PROMPT: Retype each entry below, keeping every character the same.

MATERIAL TO PROCESS:
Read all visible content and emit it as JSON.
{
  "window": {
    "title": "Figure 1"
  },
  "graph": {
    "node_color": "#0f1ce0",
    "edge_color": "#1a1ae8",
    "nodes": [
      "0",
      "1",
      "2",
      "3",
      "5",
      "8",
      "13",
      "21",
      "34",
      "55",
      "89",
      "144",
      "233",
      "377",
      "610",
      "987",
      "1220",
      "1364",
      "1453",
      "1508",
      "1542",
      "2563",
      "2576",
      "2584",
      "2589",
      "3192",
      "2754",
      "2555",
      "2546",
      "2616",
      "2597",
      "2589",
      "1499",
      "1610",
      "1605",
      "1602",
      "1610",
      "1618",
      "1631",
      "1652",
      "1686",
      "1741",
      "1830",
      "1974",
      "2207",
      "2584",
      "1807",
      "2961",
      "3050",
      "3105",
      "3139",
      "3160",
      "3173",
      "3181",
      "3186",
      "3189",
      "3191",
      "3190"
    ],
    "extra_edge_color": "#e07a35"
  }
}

SOLUTION:
Read all visible content and emit it as JSON.
{
  "window": {
    "title": "Figure 1"
  },
  "graph": {
    "node_color": "#0f1ce0",
    "edge_color": "#1a1ae8",
    "nodes": [
      "0",
      "1",
      "2",
      "3",
      "5",
      "8",
      "13",
      "21",
      "34",
      "55",
      "89",
      "144",
      "233",
      "377",
      "610",
      "987",
      "1220",
      "1364",
      "1453",
      "1508",
      "1542",
      "2563",
      "2576",
      "2584",
      "2589",
      "3192",
      "2754",
      "2555",
      "2546",
      "2616",
      "2597",
      "2589",
      "1499",
      "1610",
      "1605",
      "1602",
      "1610",
      "1618",
      "1631",
      "1652",
      "1686",
      "1741",
      "1830",
      "1974",
      "2207",
      "2584",
      "1807",
      "2961",
      "3050",
      "3105",
      "3139",
      "3160",
      "3173",
      "3181",
      "3186",
      "3189",
      "3191",
      "3190"
    ],
    "extra_edge_color": "#e07a35"
  }
}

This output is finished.